Stone fruits are all about the smell – a ripe peach, nectarine, or mango will smell juicy and fragrant. They’ll also be starting to soften to the touch. Colour can vary depending on variety, so it’s often not a great indicator. Keep an eye out for bruises as a sign of overripeness, as super ripe fruits are fragile and easily damaged.
Your nose is a good indicator for picking the perfect pineapple too. An unripe pineapple doesn’t have a scent at all, and an overripe one will smell vinegary. A sweet smelling pineapple is the one for you!
Hidden mould is the biggest peeve when buying berries – it can hide in the middle and spread fast. Choose berries with a vibrant colour that don’t smell musty, and that don’t have any indents from the packaging (a sign of overripeness). Be sure to pick up the punnet and check underneath for visible mould or damp spots.
Bananas are best in the sweet yellow spot between green (underripe, will make your teeth furry) and yellow with black spots (overripe, but perfect for banana bread). If the only ones at the shop are still looking a bit green take them home and they’ll ripen in a couple of days as long as you don’t put them in the fridge.
Citrus fruits generally won’t keep ripening after you purchase, so you’ve got to get it right in the store. Look for bright colours and a firm feel. If citrus has bruises or wrinkles it’s probably overripe, and if it’s looking pale it’s probably underripe.
A ripe watermelon should feel heavy and full of water, and if you give it a tap it should sound hollow. You can also check the light spot where the melon has been sitting on the ground as it grows – it starts of white then turns yellow as the melon ripens.
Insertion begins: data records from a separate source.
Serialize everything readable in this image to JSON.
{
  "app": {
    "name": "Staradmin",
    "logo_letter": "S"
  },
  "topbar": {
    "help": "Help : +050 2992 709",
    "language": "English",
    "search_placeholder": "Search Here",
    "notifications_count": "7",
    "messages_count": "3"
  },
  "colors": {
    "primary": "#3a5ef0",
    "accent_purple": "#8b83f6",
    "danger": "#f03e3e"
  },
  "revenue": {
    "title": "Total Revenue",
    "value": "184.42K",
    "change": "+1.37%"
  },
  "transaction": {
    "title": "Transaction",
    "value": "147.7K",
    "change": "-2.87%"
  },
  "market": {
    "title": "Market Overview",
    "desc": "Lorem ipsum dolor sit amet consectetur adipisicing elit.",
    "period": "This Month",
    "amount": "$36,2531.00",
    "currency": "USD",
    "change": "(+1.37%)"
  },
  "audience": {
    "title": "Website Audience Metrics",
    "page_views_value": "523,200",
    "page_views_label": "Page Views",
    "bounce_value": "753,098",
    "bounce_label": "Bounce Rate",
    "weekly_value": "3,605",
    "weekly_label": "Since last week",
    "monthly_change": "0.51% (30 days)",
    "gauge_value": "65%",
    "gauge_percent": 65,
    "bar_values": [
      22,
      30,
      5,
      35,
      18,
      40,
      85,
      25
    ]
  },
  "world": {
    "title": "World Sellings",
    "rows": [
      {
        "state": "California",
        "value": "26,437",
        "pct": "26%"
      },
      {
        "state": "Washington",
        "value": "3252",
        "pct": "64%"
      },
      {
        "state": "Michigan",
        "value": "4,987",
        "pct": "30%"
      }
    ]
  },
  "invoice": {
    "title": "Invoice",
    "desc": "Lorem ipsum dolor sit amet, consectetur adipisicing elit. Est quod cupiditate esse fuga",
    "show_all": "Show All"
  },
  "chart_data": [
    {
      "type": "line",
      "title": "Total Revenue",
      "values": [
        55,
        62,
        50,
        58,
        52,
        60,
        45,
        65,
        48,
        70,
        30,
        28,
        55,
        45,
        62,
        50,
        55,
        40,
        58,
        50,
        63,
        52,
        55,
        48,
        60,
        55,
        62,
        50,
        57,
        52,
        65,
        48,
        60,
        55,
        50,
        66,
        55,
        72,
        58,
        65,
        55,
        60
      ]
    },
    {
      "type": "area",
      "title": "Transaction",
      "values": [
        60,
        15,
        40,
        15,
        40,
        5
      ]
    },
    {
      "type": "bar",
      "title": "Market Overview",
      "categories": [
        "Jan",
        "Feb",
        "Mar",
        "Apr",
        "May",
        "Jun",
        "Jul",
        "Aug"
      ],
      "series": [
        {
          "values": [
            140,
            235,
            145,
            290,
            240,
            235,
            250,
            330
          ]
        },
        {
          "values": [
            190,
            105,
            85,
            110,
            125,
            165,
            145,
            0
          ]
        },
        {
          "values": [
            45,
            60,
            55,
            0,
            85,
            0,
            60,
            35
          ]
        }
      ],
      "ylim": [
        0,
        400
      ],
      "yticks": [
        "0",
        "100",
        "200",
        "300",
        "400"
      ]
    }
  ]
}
For rock melons and honey dew melons the sniff and squeeze tests are best. Ripe melons give off a soft, sweet fragrance and feel firm, but not rock hard.